■ **ACTIVITY**
Search the data for the string "request" and extract every line where it appears.

━━━━━━━━

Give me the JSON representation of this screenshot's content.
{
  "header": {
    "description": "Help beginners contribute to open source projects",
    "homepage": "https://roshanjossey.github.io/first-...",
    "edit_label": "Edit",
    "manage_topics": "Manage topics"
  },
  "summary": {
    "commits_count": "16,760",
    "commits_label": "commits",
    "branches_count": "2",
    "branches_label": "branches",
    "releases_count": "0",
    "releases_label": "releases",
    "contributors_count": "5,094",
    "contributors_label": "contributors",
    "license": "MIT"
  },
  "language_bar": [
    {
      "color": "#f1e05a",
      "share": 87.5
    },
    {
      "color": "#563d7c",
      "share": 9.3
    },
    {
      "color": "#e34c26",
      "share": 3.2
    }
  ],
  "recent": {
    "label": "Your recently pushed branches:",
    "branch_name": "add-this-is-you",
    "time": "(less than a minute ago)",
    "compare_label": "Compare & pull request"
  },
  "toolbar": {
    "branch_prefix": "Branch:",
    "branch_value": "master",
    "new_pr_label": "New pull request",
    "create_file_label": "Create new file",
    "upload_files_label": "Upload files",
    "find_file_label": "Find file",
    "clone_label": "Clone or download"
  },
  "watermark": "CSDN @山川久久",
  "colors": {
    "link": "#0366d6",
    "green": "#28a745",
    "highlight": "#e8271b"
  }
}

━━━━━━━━

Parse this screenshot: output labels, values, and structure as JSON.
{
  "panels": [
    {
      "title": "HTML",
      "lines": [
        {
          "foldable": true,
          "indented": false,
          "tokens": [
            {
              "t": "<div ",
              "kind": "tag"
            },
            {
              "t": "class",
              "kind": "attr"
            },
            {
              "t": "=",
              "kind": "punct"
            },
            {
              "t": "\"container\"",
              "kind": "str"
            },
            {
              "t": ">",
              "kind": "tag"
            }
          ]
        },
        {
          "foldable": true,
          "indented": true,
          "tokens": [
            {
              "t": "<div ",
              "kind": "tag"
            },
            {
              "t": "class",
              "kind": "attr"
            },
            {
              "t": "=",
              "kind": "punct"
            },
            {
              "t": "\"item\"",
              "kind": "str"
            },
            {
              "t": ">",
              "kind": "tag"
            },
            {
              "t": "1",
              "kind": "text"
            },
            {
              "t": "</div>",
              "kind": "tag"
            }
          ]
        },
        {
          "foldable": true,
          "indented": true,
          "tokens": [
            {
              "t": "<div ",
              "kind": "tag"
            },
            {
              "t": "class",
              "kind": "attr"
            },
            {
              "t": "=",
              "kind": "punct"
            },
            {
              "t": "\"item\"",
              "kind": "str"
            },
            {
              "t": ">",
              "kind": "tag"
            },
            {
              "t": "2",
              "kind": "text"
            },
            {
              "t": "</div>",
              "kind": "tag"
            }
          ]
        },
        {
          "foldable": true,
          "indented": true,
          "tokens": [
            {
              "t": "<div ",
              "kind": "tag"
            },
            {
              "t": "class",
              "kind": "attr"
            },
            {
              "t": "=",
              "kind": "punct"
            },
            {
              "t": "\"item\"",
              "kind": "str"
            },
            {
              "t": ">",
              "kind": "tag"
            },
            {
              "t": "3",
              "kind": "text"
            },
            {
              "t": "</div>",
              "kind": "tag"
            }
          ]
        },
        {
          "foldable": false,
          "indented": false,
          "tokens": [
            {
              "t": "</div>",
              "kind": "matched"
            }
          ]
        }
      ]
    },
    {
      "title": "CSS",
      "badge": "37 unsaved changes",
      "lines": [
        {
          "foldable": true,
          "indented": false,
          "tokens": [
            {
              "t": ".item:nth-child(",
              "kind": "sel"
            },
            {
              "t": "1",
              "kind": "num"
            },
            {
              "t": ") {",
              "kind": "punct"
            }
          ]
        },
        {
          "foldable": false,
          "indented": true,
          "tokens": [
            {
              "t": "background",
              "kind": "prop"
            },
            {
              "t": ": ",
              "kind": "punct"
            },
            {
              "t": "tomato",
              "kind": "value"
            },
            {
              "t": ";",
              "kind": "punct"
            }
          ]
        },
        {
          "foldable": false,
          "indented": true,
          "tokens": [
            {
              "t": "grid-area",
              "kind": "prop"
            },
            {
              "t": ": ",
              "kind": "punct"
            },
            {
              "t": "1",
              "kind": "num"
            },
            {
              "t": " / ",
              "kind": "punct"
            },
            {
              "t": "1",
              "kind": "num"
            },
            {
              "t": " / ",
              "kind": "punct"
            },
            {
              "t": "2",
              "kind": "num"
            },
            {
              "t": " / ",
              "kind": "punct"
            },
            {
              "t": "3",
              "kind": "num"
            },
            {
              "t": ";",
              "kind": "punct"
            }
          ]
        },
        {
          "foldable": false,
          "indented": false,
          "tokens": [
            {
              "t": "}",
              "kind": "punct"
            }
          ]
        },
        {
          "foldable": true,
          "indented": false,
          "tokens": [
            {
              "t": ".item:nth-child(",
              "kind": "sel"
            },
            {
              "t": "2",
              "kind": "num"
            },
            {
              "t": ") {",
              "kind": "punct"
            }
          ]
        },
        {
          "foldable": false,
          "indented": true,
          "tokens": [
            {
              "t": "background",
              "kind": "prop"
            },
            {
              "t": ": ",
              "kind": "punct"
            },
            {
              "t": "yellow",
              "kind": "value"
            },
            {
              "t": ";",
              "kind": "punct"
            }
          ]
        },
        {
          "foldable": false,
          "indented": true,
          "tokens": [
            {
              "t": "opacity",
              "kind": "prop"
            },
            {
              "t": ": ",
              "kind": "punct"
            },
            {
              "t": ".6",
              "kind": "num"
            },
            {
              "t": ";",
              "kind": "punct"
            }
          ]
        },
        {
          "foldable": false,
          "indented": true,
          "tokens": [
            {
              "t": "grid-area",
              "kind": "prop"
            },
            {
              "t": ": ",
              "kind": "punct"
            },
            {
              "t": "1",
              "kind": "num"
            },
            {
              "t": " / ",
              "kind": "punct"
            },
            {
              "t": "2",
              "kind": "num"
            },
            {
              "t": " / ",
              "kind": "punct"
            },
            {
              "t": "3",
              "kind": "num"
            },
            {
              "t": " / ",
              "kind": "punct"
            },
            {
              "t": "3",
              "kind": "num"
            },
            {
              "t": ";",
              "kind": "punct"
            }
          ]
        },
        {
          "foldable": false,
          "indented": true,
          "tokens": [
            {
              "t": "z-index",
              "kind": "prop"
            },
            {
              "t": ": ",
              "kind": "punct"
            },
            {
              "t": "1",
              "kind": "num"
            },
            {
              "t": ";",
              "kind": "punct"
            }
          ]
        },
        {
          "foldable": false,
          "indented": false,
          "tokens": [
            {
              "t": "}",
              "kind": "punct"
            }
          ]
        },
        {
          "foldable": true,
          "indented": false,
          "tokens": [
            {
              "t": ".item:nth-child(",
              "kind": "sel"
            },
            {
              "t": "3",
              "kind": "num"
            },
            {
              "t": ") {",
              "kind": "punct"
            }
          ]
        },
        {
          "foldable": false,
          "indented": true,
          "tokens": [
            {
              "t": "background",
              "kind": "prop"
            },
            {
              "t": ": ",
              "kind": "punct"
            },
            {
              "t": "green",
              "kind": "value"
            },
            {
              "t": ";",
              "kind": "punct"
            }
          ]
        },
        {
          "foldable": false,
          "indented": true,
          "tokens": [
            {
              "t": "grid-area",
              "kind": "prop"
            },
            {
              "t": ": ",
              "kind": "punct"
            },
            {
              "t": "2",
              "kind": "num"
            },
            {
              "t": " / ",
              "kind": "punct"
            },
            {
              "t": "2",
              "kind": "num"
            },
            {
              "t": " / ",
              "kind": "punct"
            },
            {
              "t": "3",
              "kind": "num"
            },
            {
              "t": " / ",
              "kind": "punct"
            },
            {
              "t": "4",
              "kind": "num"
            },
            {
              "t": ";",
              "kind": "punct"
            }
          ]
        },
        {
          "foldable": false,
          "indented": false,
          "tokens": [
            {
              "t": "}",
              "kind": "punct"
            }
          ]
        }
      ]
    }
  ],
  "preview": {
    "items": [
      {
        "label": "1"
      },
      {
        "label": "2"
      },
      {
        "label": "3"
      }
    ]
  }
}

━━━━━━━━

■ **REPLY**
    "compare_label": "Compare & pull request"
    "new_pr_label": "New pull request",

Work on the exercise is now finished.